▶ _EXERCISE OBJECTIVE_: Find every line in the entries that holds the string "this" and report it.

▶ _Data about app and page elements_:

----------------

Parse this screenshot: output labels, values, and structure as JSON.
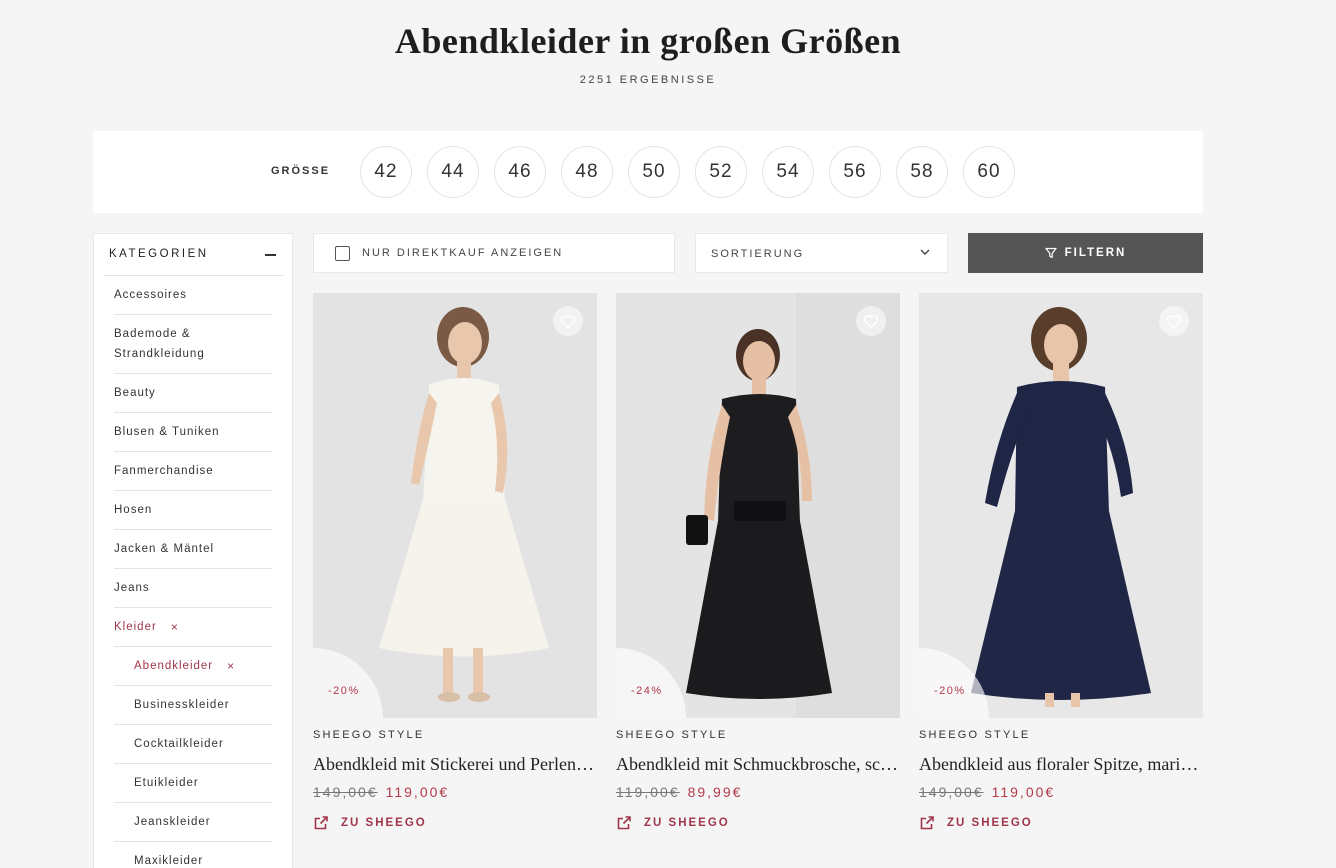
{
  "header": {
    "title": "Abendkleider in großen Größen",
    "result_count": "2251 ERGEBNISSE"
  },
  "size_filter": {
    "label": "GRÖSSE",
    "sizes": [
      "42",
      "44",
      "46",
      "48",
      "50",
      "52",
      "54",
      "56",
      "58",
      "60"
    ]
  },
  "sidebar": {
    "title": "KATEGORIEN",
    "items": [
      {
        "label": "Accessoires"
      },
      {
        "label": "Bademode & Strandkleidung"
      },
      {
        "label": "Beauty"
      },
      {
        "label": "Blusen & Tuniken"
      },
      {
        "label": "Fanmerchandise"
      },
      {
        "label": "Hosen"
      },
      {
        "label": "Jacken & Mäntel"
      },
      {
        "label": "Jeans"
      },
      {
        "label": "Kleider",
        "remove": "×"
      },
      {
        "label": "Abendkleider",
        "remove": "×"
      },
      {
        "label": "Businesskleider"
      },
      {
        "label": "Cocktailkleider"
      },
      {
        "label": "Etuikleider"
      },
      {
        "label": "Jeanskleider"
      },
      {
        "label": "Maxikleider"
      }
    ]
  },
  "toolbar": {
    "direct_buy_label": "NUR DIREKTKAUF ANZEIGEN",
    "sort_label": "SORTIERUNG",
    "filter_label": "FILTERN"
  },
  "products": [
    {
      "brand": "SHEEGO STYLE",
      "name": "Abendkleid mit Stickerei und Perlen…",
      "old_price": "149,00€",
      "new_price": "119,00€",
      "discount": "-20%",
      "link_label": "ZU SHEEGO",
      "dress_color": "#f4f2ec",
      "background": "#e6e6e6"
    },
    {
      "brand": "SHEEGO STYLE",
      "name": "Abendkleid mit Schmuckbrosche, sc…",
      "old_price": "119,00€",
      "new_price": "89,99€",
      "discount": "-24%",
      "link_label": "ZU SHEEGO",
      "dress_color": "#1b1b1d",
      "background": "#e4e4e4"
    },
    {
      "brand": "SHEEGO STYLE",
      "name": "Abendkleid aus floraler Spitze, mari…",
      "old_price": "149,00€",
      "new_price": "119,00€",
      "discount": "-20%",
      "link_label": "ZU SHEEGO",
      "dress_color": "#1c2240",
      "background": "#e7e7e7"
    }
  ],
  "colors": {
    "accent": "#a0354a",
    "sale": "#b23a4a",
    "filter_button": "#555555"
  }
}
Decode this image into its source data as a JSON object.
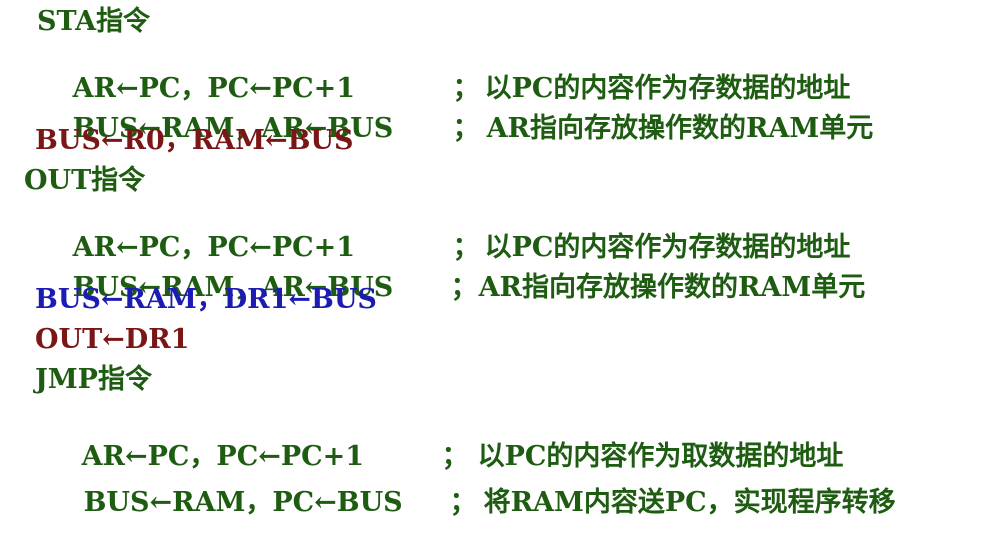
{
  "colors": {
    "green": "#1e5c12",
    "dark_red": "#7a1616",
    "blue": "#1c1cb3",
    "background": "#ffffff"
  },
  "sections": {
    "sta": {
      "title": "STA指令",
      "line1_code": "AR←PC，PC←PC+1",
      "line1_sep": "；",
      "line1_comment": "以PC的内容作为存数据的地址",
      "line2_code": "BUS←RAM，AR←BUS",
      "line2_sep": "；",
      "line2_comment": "AR指向存放操作数的RAM单元",
      "line3_code": "BUS←R0，RAM←BUS"
    },
    "out": {
      "title": "OUT指令",
      "line1_code": "AR←PC，PC←PC+1",
      "line1_sep": "；",
      "line1_comment": "以PC的内容作为存数据的地址",
      "line2_code": "BUS←RAM，AR←BUS",
      "line2_sep": "；",
      "line2_comment": "AR指向存放操作数的RAM单元",
      "line3_code": "BUS←RAM，DR1←BUS",
      "line4_code": "OUT←DR1"
    },
    "jmp": {
      "title": "JMP指令",
      "line1_code": "AR←PC，PC←PC+1",
      "line1_sep": "；",
      "line1_comment": "以PC的内容作为取数据的地址",
      "line2_code": "BUS←RAM，PC←BUS",
      "line2_sep": "；",
      "line2_comment": "将RAM内容送PC，实现程序转移"
    }
  }
}
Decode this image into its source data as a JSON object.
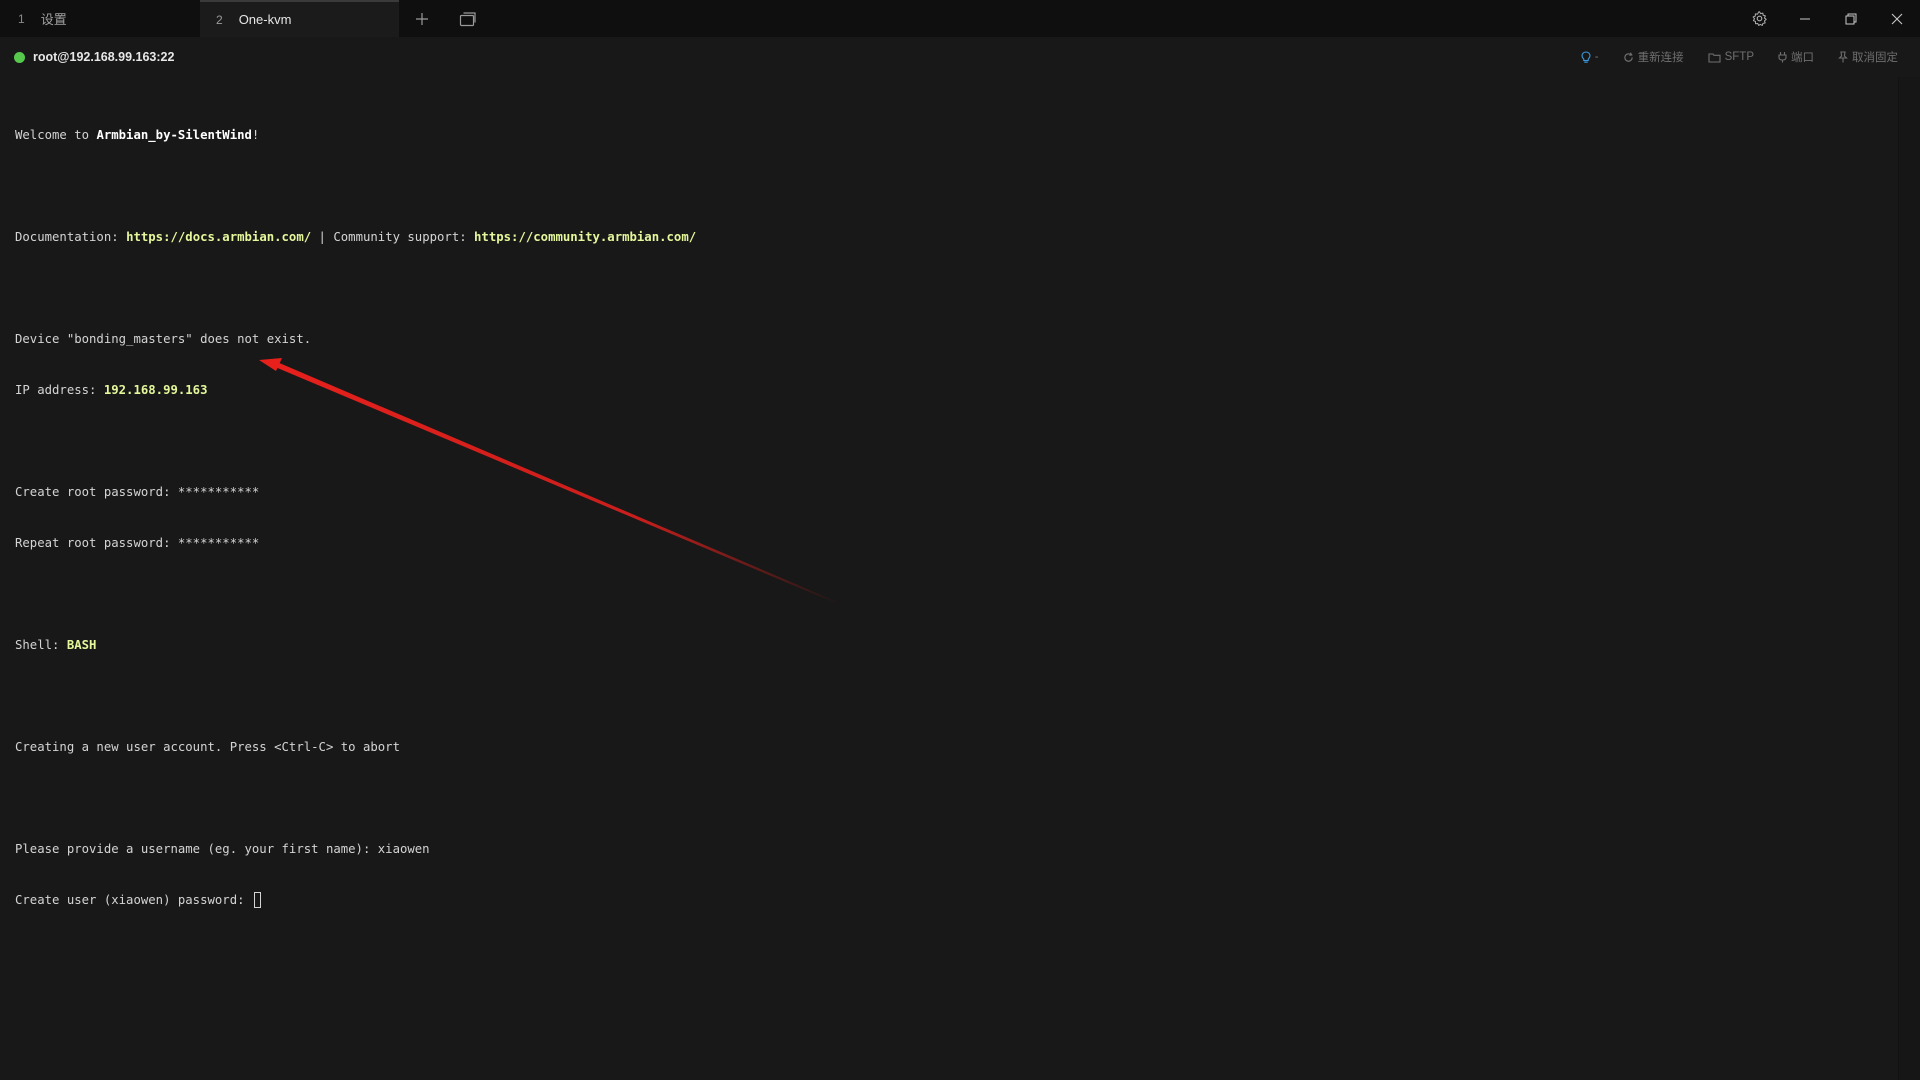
{
  "tabs": [
    {
      "number": "1",
      "label": "设置",
      "active": false
    },
    {
      "number": "2",
      "label": "One-kvm",
      "active": true
    }
  ],
  "titlebar_icons": {
    "new_tab": "plus-icon",
    "window_list": "windows-icon",
    "settings": "gear-icon",
    "minimize": "minimize-icon",
    "restore": "restore-icon",
    "close": "close-icon"
  },
  "session": {
    "host": "root@192.168.99.163:22",
    "status_color": "#57c84d",
    "actions": {
      "bulb_dropdown": "-",
      "reconnect": "重新连接",
      "sftp": "SFTP",
      "port": "端口",
      "unpin": "取消固定"
    }
  },
  "terminal": {
    "welcome_prefix": "Welcome to ",
    "welcome_name": "Armbian_by-SilentWind",
    "welcome_suffix": "!",
    "doc_label": "Documentation: ",
    "doc_url": "https://docs.armbian.com/",
    "doc_sep": " | Community support: ",
    "community_url": "https://community.armbian.com/",
    "device_line": "Device \"bonding_masters\" does not exist.",
    "ip_label": "IP address: ",
    "ip_value": "192.168.99.163",
    "create_root": "Create root password: ***********",
    "repeat_root": "Repeat root password: ***********",
    "shell_label": "Shell: ",
    "shell_value": "BASH",
    "creating_user": "Creating a new user account. Press <Ctrl-C> to abort",
    "username_prompt": "Please provide a username (eg. your first name): xiaowen",
    "user_password_prompt": "Create user (xiaowen) password: "
  },
  "colors": {
    "highlight": "#e4f79a",
    "annotation_arrow": "#e8201c"
  }
}
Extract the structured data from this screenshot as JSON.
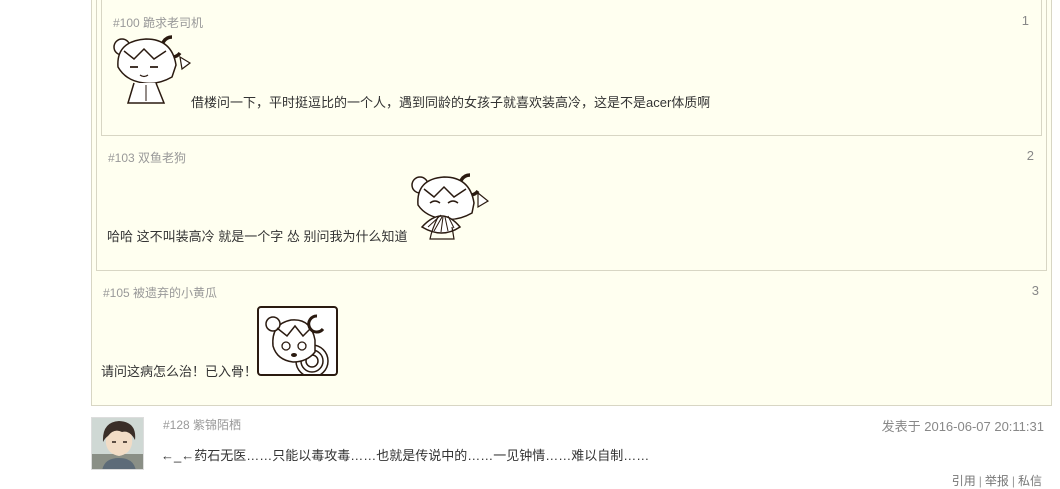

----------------

▶ _RESPONSE TO THE EXERCISE_:
Parse this screenshot: output labels, values, and structure as JSON.
Decode this image into its source data as a JSON object.
Decode this image into its source data as a JSON object.
Extract the structured data from this screenshot as JSON.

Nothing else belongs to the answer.